We are a tiny island with proud people, incredible hills in the Lake District, Snowdonia and Scotland as well as beautiful beaches in Cornwall, Devon and Northumberland.
In what way does life in the UK inform or inspire your work? It’s the diversity of the landscape and its natural resources.

Seongyong Lee
A recent graduate of the Royal College of Art, Lee’s final year project ‘Plytube’ was inspired by standard cardboard tubing and their construction principles. Dzekciorius says the project ‘is an incredible innovation in both architectural material and furniture design, defining an entirely new language of joinery. The pieces are incredibly lightweight, but sacrifice nothing in strength. A fully functional stool from the series weighs a mere 820g. We are working closely with Seongyong on the development of Plytube as both material and furniture series.’
W*: What are you working on at the moment?
I am still working on the ‘Plytube’. I am also working on a chair and light.

W*: What is your dream project or commission?
I would like to design a bench for a public space.

W*: What object do you most wish you had designed?
A very reliable and good looking ruler.

W*: What do you think will be the next big trend in design?
The simplification of manufacturing techniques combined with efficiencies of production that improve the quality of mass products. We’ve already seen some of this potential from Apple.

W*: Who would you most like to collaborate with and why?
I have a very high respect for master artisans and would love to work with them so that I can learn the history and craft, and add my own spin to the process.

W*: What is your favourite thing about the UK?
Watching children play or seriously absorb art pieces at a gallery.

W*: In what way does life in the UK inform or inspire your work?
Lots of students and young designers regard the UK as the land of opportunity. The people here seem to be always on the lookout for new or good works.

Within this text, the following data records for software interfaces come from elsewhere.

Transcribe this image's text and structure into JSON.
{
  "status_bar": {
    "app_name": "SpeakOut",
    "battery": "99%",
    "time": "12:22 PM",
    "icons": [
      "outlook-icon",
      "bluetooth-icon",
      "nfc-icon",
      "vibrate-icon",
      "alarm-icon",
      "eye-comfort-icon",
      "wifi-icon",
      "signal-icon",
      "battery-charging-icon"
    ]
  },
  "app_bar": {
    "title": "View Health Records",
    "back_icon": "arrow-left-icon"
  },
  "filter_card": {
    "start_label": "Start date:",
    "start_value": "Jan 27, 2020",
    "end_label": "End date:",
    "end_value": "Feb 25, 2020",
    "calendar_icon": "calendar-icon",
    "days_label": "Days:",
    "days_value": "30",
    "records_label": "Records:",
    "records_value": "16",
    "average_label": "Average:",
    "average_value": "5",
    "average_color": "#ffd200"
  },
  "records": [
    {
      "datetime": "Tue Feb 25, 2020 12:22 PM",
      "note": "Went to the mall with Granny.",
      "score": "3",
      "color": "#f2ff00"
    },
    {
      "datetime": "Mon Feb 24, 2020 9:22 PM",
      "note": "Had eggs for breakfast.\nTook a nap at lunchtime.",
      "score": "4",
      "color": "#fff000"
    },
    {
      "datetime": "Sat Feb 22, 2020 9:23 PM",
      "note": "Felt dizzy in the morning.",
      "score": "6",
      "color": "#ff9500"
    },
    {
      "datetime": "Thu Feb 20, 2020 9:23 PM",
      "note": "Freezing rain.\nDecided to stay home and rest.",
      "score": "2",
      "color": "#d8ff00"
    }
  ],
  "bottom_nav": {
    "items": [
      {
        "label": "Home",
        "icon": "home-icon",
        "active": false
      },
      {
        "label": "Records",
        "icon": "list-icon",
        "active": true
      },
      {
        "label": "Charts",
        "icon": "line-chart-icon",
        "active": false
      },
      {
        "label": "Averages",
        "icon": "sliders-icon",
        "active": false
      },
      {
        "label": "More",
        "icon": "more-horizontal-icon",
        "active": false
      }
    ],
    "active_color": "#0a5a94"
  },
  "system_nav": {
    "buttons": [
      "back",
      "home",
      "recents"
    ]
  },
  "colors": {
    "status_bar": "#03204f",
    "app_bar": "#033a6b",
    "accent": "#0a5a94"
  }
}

There’s a culture here that nurtures artists and designers. This kind of open possibilities inspires me and lets me concentrate more creatively on my works.